**WHAT THE EXERCISE ASKS**
Go through the records below and write each one out again unchanged.

**INFORMATION GIVEN**
+ + + + + + +

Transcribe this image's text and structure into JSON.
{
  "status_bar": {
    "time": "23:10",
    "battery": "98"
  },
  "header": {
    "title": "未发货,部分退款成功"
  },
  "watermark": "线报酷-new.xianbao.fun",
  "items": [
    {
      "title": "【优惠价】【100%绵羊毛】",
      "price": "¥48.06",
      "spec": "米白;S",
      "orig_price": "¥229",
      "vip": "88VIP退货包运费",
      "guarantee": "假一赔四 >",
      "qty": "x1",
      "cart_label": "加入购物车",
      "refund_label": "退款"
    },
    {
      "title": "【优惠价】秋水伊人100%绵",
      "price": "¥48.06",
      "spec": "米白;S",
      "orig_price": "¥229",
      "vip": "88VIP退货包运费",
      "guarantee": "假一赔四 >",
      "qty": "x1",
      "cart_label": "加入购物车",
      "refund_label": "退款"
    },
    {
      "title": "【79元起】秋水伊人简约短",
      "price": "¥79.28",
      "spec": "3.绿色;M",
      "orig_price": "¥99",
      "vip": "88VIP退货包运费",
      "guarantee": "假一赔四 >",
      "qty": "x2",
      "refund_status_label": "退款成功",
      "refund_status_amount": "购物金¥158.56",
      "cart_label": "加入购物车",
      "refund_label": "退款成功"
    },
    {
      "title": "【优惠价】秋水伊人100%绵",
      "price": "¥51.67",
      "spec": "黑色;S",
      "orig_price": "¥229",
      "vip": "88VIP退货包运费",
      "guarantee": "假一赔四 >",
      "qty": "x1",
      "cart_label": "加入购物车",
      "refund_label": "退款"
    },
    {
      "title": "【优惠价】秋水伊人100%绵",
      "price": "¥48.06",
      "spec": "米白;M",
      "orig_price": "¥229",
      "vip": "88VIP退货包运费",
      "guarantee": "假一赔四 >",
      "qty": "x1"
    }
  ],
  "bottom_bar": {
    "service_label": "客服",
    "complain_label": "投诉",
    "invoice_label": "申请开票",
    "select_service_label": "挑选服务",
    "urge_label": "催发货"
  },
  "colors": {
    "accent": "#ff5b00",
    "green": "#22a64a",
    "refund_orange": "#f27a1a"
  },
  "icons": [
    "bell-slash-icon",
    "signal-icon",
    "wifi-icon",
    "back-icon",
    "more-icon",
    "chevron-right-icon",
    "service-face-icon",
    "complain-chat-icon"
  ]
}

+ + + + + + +

**TASK SOLUTION**
Transcribe this image's text and structure into JSON.
{
  "status_bar": {
    "time": "23:10",
    "battery": "98"
  },
  "header": {
    "title": "未发货,部分退款成功"
  },
  "watermark": "线报酷-new.xianbao.fun",
  "items": [
    {
      "title": "【优惠价】【100%绵羊毛】",
      "price": "¥48.06",
      "spec": "米白;S",
      "orig_price": "¥229",
      "vip": "88VIP退货包运费",
      "guarantee": "假一赔四 >",
      "qty": "x1",
      "cart_label": "加入购物车",
      "refund_label": "退款"
    },
    {
      "title": "【优惠价】秋水伊人100%绵",
      "price": "¥48.06",
      "spec": "米白;S",
      "orig_price": "¥229",
      "vip": "88VIP退货包运费",
      "guarantee": "假一赔四 >",
      "qty": "x1",
      "cart_label": "加入购物车",
      "refund_label": "退款"
    },
    {
      "title": "【79元起】秋水伊人简约短",
      "price": "¥79.28",
      "spec": "3.绿色;M",
      "orig_price": "¥99",
      "vip": "88VIP退货包运费",
      "guarantee": "假一赔四 >",
      "qty": "x2",
      "refund_status_label": "退款成功",
      "refund_status_amount": "购物金¥158.56",
      "cart_label": "加入购物车",
      "refund_label": "退款成功"
    },
    {
      "title": "【优惠价】秋水伊人100%绵",
      "price": "¥51.67",
      "spec": "黑色;S",
      "orig_price": "¥229",
      "vip": "88VIP退货包运费",
      "guarantee": "假一赔四 >",
      "qty": "x1",
      "cart_label": "加入购物车",
      "refund_label": "退款"
    },
    {
      "title": "【优惠价】秋水伊人100%绵",
      "price": "¥48.06",
      "spec": "米白;M",
      "orig_price": "¥229",
      "vip": "88VIP退货包运费",
      "guarantee": "假一赔四 >",
      "qty": "x1"
    }
  ],
  "bottom_bar": {
    "service_label": "客服",
    "complain_label": "投诉",
    "invoice_label": "申请开票",
    "select_service_label": "挑选服务",
    "urge_label": "催发货"
  },
  "colors": {
    "accent": "#ff5b00",
    "green": "#22a64a",
    "refund_orange": "#f27a1a"
  },
  "icons": [
    "bell-slash-icon",
    "signal-icon",
    "wifi-icon",
    "back-icon",
    "more-icon",
    "chevron-right-icon",
    "service-face-icon",
    "complain-chat-icon"
  ]
}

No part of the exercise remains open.